The following is the text of a joint message from
President Roosevelt and Prime Minister Churchill delivered personally
on Friday afternoon, August 15, by the British and American Ambassadors
to Josef Stalin, President of the Soviet of Peoples Commissars of the
We have taken the opportunity afforded by the consideration
of the report of Mr. Harry Hopkins on his return from Moscow to consult
together as to how best our two countries can help your country in the
splendid defense that you are making against the Nazi attack. We are
at the moment cooperating to provide you with the very maximum of supplies
that you most urgently need. Already many shiploads have left our shores
and more will leave in the immediate future.
We must now turn our minds to the consideration of
a more long term policy, since there is still a long and hard path to
be traversed before there can be won that complete victory without which
our efforts and sacrifices would be wasted.
The war goes on upon many fronts and before it is
over there may be further fighting fronts that will be developed. Our
resources though immense are limited, and it must become a question
as to where and when those resources can best be used to further the
greatest extent our common effort. This applies equally to manufactured
war supplies and to raw materials.
The needs and demands of your and our armed services
can only be determined in the light of the full knowledge of the many
factors which must be taken into consideration in the decisions that
we make. In order that all of us may be in a position to arrive at speedy
decisions as to the apportionment of our joint resources, we suggest
that we prepare for a meeting to be held at Moscow, to which we would
send high representatives who could discuss these matters directly with
you. If this conference appeals to you, we want you to know that pending
the decisions of that conference we shall continue to send supplies
and material as rapidly as possible.
We realize fully how vitally important to the defeat
of Hitlerism is the brave and steadfast resistance of the Soviet Union

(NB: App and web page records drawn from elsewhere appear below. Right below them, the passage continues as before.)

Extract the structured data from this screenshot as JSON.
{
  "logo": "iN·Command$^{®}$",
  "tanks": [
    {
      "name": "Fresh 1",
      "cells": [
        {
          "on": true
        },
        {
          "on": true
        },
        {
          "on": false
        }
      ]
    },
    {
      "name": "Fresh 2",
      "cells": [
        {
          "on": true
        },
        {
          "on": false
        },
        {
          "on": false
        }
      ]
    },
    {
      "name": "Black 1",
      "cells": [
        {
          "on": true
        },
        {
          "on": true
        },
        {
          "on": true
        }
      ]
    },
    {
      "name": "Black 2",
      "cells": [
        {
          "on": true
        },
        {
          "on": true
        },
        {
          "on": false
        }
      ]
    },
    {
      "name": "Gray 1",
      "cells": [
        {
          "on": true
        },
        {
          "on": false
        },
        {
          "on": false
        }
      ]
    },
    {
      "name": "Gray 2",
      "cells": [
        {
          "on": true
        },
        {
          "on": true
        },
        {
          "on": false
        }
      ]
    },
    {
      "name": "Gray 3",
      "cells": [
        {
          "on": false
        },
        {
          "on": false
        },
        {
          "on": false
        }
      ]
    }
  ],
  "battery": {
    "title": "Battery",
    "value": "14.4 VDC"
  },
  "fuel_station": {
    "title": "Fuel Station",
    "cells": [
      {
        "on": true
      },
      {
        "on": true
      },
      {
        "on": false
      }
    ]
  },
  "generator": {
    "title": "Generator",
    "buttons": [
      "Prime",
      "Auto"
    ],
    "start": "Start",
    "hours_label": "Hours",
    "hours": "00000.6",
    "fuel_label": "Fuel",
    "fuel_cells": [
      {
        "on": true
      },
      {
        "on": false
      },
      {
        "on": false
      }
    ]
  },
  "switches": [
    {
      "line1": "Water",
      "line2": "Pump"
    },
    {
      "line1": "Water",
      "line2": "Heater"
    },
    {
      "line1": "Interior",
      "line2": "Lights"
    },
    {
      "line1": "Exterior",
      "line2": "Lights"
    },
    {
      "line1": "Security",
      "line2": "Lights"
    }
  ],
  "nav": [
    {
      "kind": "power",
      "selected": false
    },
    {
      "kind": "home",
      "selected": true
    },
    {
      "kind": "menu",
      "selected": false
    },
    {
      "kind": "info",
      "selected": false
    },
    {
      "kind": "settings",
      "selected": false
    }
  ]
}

and we feel therefore that we must not in any circumstances fail to
act quickly and immediately in this matter on planning the program for
the future allocation of our joint resources.